In addition to his wife, Georgia Lee, Fraser was often found in the company of Gerald Stephens and his late wife, Helen.
“We were the best of friends,” Stephens said. “His wife and my wife were such close friends, and Charlie and I played many, many rounds of golf together.”
Stephens said when he finally retired the Frasers would invite them down to their place in Florida for some rest and relaxation.
“Charlie and I would go play golf, and the girls would go shopping,” Stephens said with a laugh.
Stephens said that while others might have thought Fraser was a little “unusual” as a banker, his way of helping people in need is what really shone through about him.
“Everyone admired Charlie because he was good at helping people and he was glad to do it,” Stephens said. “I certainly miss the guy.”
Fraser was tapped in the fall of 1961 to run the Farmer’s and Merchant’s Bank of Bolivar. He had no previous banking experience but his work ethic and knowledge from operating grocery stores in Bolivar, Stockton, Buffalo, El Dorado Springs and Lebanon gave him an edge that showed in how he conducted business.
“Charles was the most competitive human being that I ever met in my life,” recalled Dave Strader, vice president of Bank of Bolivar. “He was competitive whether he was vying for a bank customer or on the golf course.”
“From a banking standpoint, he was good competition, but he was also a real proponent of Bolivar’s growth and development,” Strader added.
While Strader remembers Fraser’s competitiveness well, a fonder memory is from when the two were neighbors.
He was the greatest neighbor that anybody could ever have,” Strader said. “We were neighbors for many years. He and his dog, Bogie, were constant companions and an absolute joy to be around.”
Shaping young lives
Golf was a passion for Fraser but it was hardly the only sport he helped cultivate in Bolivar and Polk County. Bill Jones remembers when Fraser helped start up Little League baseball in Bolivar.
The Fraser Yankees were one of four teams formed in 1956; other teams included Newport, a dime store; Foremost Dairy; and Houk Dairy.
“Charles Fraser was instrumental in forming a Little League here in Bolivar,” said Bill Jones, a player on the Fraser Yankees in 1956 and 1957. “Virgil Hogan had a vision to form a league, and Charles Fraser and others followed up on that vision while Hogan was here and after he moved from the area.”
When Bill Jones played for the Fraser Yankees, Charles Fraser was the manager; other coaches were Joe Otradovec, Gerald Stephens and Jim Strange.
“Fraser helped us young boys play baseball for several years before forming the league,” Jones said. “He helped take us to Springfield to play against teams there Sunday afternoons. We also played some of our games at Northward school — you could hit the ball over into the Dunnegan’s garden.”
Jim Sterling, former publisher of the BH-FP, remembered Fraser fondly. “He was a great Polk countian.”

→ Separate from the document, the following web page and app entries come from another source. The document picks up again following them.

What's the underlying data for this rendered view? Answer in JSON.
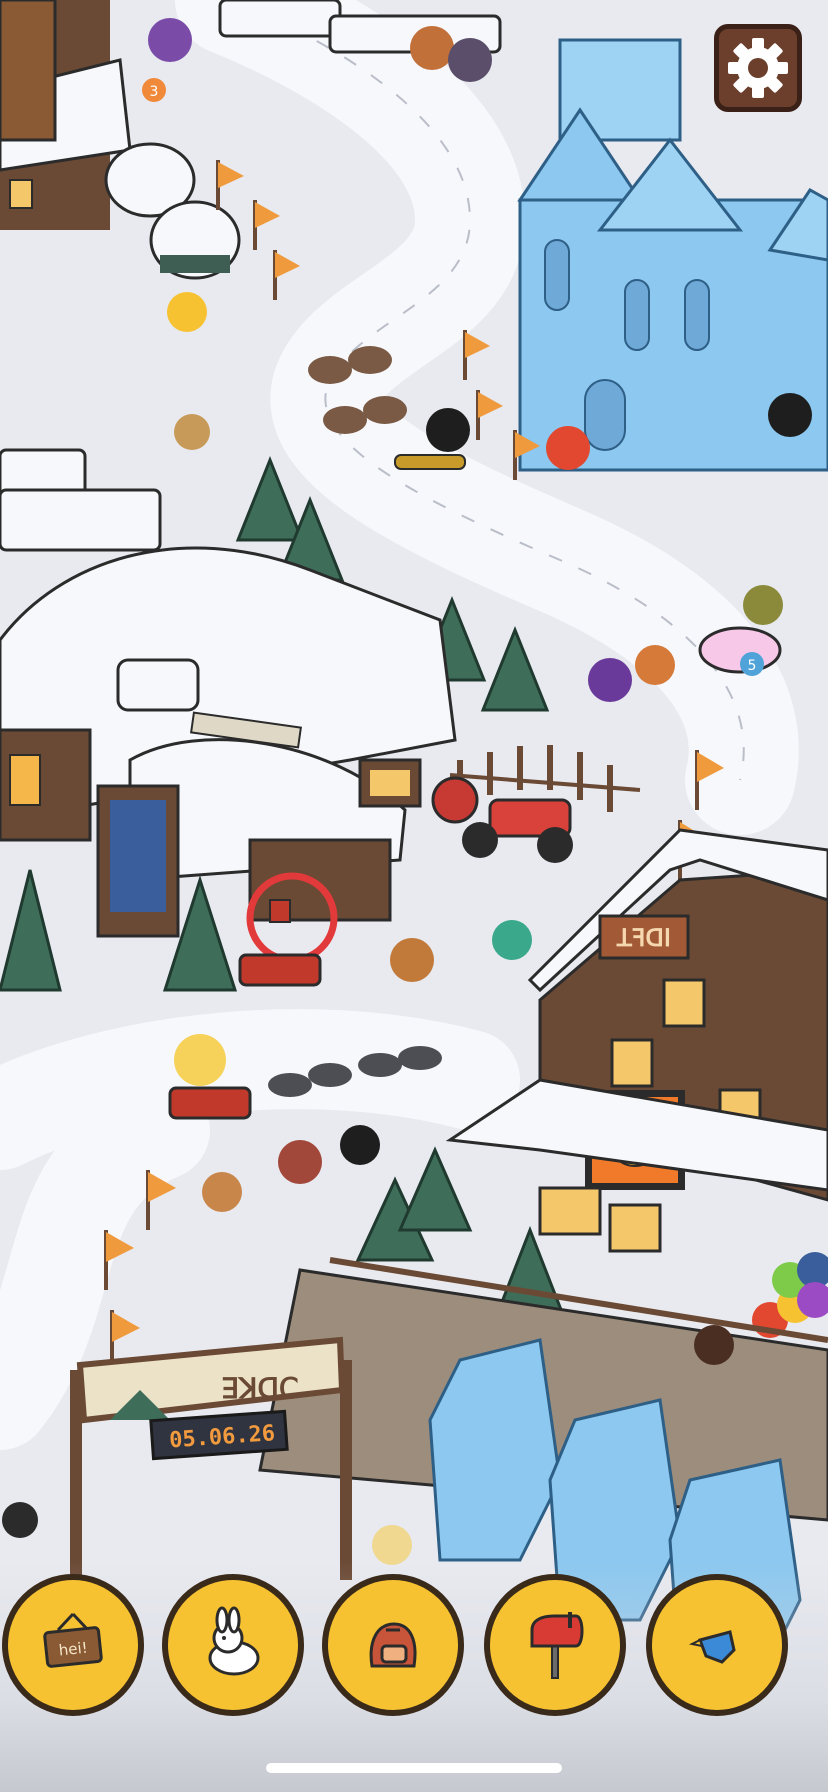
{
  "scene": {
    "shop_sign_text": "ꓕꟻꓷꓲ",
    "gate_sign_text": "ꓱꓘꓷꓚ",
    "timer_display": "05.06.26",
    "ring_number_1": "3",
    "ring_number_2": "5",
    "hidden_object_marker_color": "#e23a3a"
  },
  "settings": {
    "icon": "gear-icon"
  },
  "tray": {
    "items": [
      {
        "icon": "hanging-sign-icon",
        "label": "hei!"
      },
      {
        "icon": "snow-bunny-icon"
      },
      {
        "icon": "backpack-icon"
      },
      {
        "icon": "mailbox-icon"
      },
      {
        "icon": "blue-bird-icon"
      }
    ]
  },
  "colors": {
    "snow": "#f7f8fb",
    "ice": "#8cc8ef",
    "wood": "#6b4a35",
    "tray_yellow": "#f6c231",
    "flag_orange": "#f09a3e"
  }
}
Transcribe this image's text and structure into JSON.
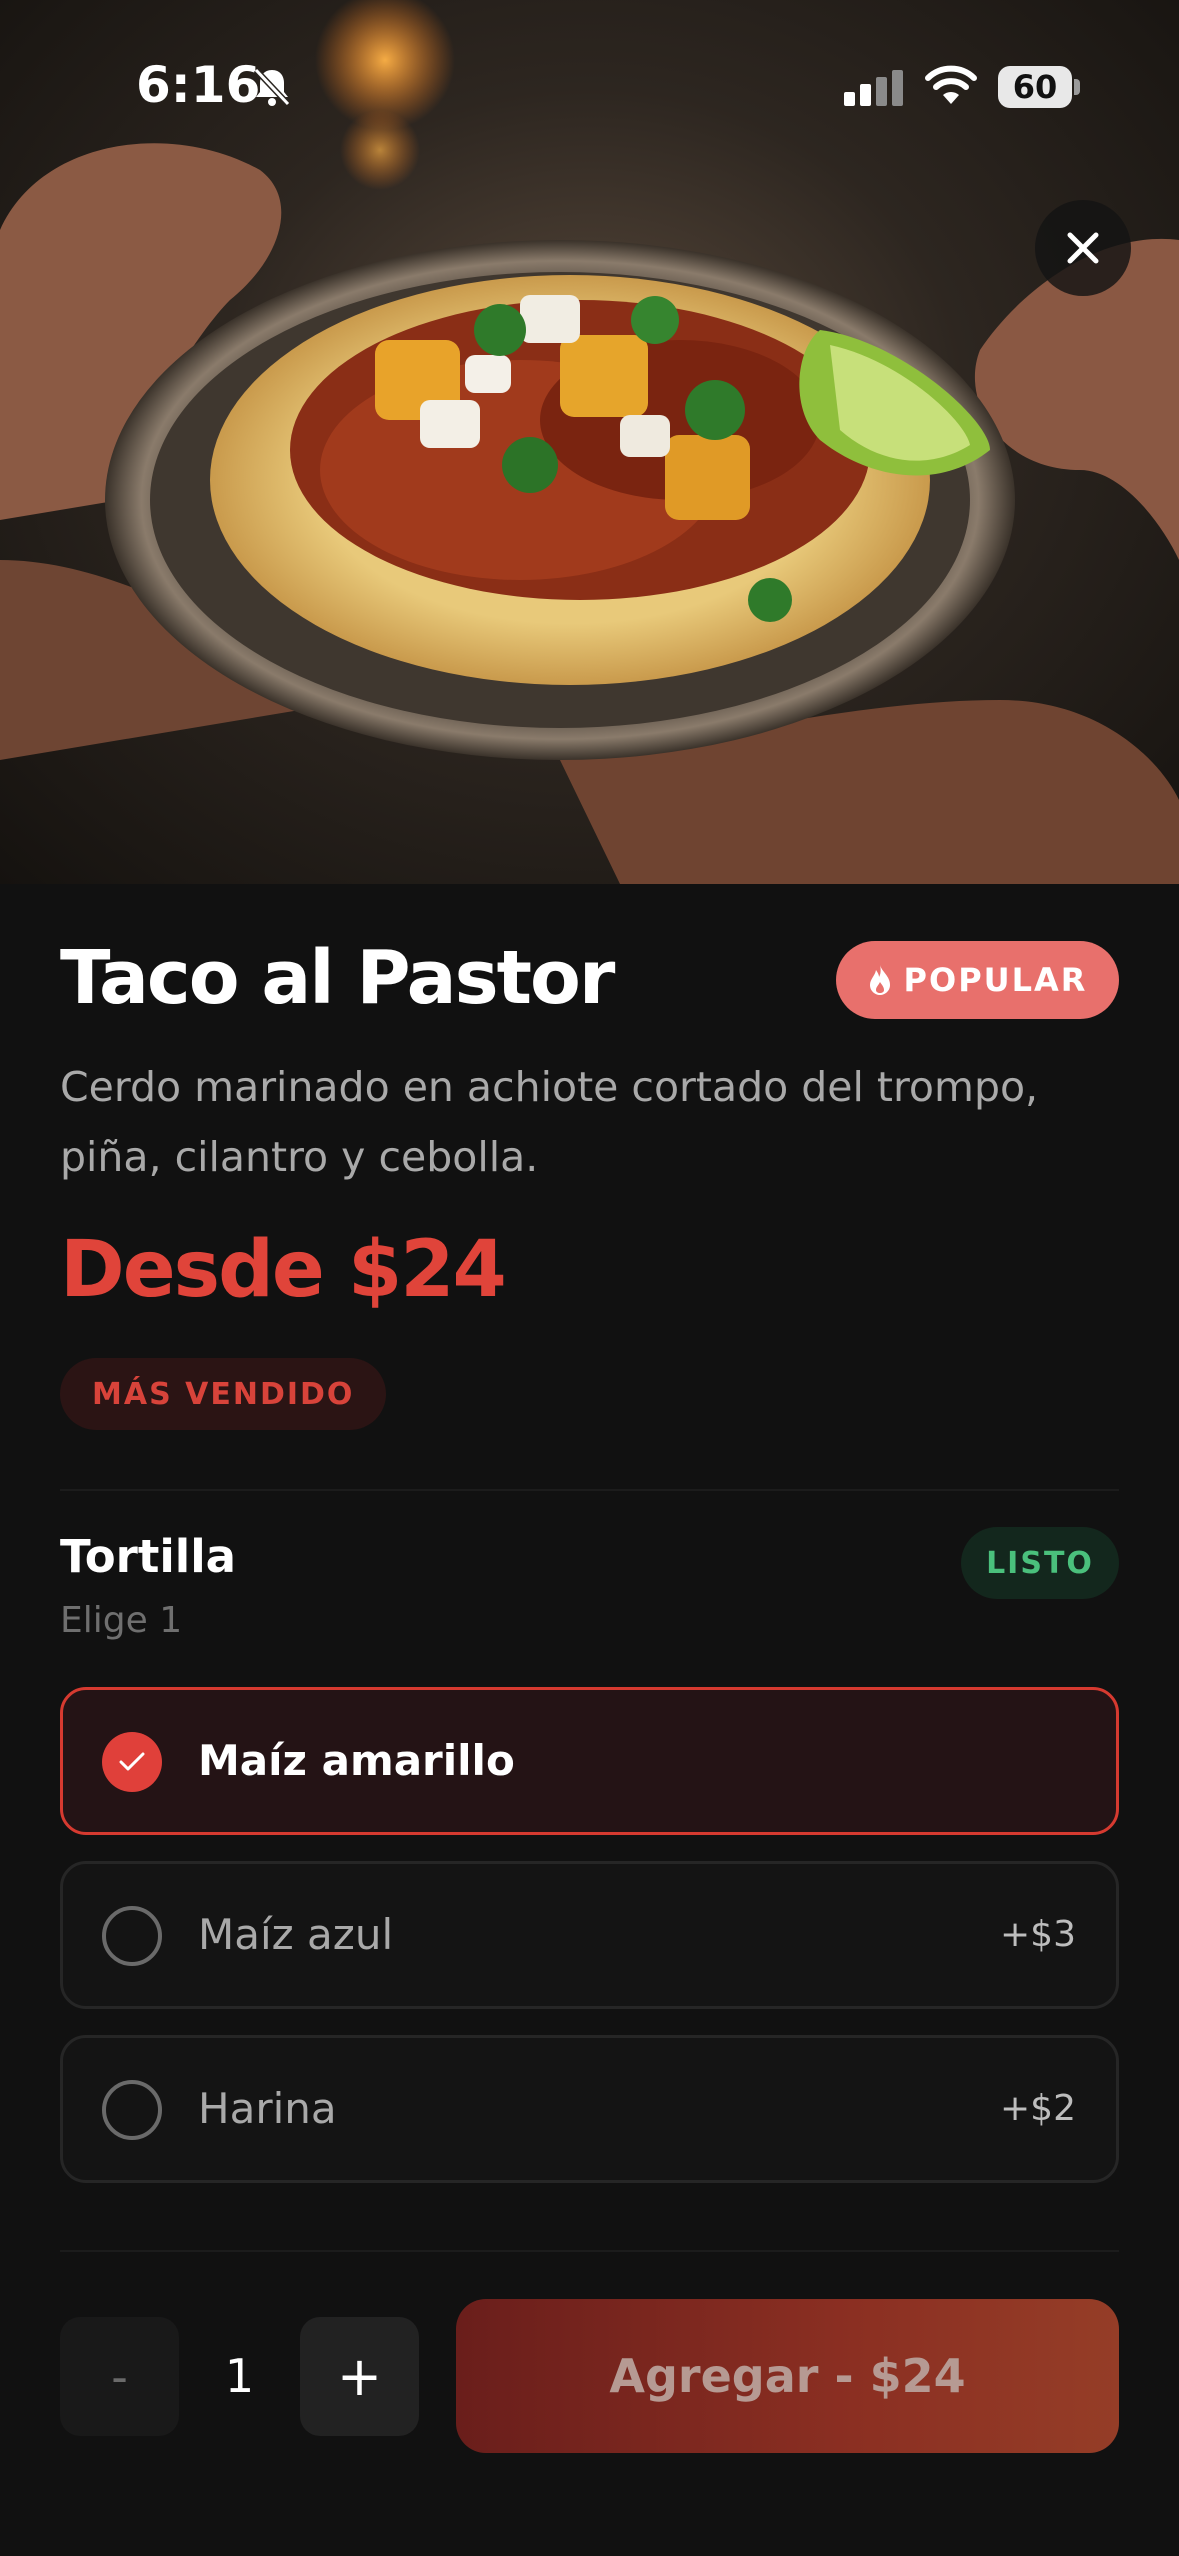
{
  "status_bar": {
    "time": "6:16",
    "battery": "60",
    "icons": [
      "bell-slash-icon",
      "signal-icon",
      "wifi-icon",
      "battery-icon"
    ]
  },
  "hero": {
    "close_icon": "close-icon"
  },
  "product": {
    "title": "Taco al Pastor",
    "badge": "POPULAR",
    "badge_icon": "flame-icon",
    "description": "Cerdo marinado en achiote cortado del trompo, piña, cilantro y cebolla.",
    "price": "Desde $24",
    "tag": "MÁS VENDIDO"
  },
  "tortilla": {
    "title": "Tortilla",
    "subtitle": "Elige 1",
    "status": "LISTO",
    "options": [
      {
        "label": "Maíz amarillo",
        "price": "",
        "selected": true
      },
      {
        "label": "Maíz azul",
        "price": "+$3",
        "selected": false
      },
      {
        "label": "Harina",
        "price": "+$2",
        "selected": false
      }
    ]
  },
  "footer": {
    "minus": "-",
    "quantity": "1",
    "plus": "+",
    "add_button": "Agregar - $24"
  },
  "colors": {
    "background": "#111111",
    "accent": "#e0443a",
    "popular_badge": "#e8706c",
    "ready_green": "#4ac07c"
  }
}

Sterling added, “When they opened the Farmer’s and Merchant’s Bank, it really helped the business community grow and the entire economy blossomed.
“Charlie was a good banker, a good grocer, a good citizen and a good family man and friend to many,” Sterling said. “And I supposed he’d like to be remembered as a good golfer.”
One person who saw both friend and family man aspects of Fraser was David Cribbs, who described Fraser as “a partner, my banker, competitor on the golf course and one of my best friends.”
“He was like a father to me,” Cribbs said. “My father [Clifford] died early and I came home to run the business. He and dad were very close, and Charlie became just like a father to me.”
One thing that Fraser was responsible for, along with others including Clifford Cribbs, was starting the Bolivar Nursing Home, now owned by Citizens Memorial Hospital, which was the start for local health care services.
Cribbs said that without Fraser, who was humble and selfless, he would not be where he is today.
“I really loved that man because without all of his advice, his character and loaning me money, I wouldn’t be where I am today,” Cribbs said. “That man has done a lot behind the scenes and he never wanted to be recognized.”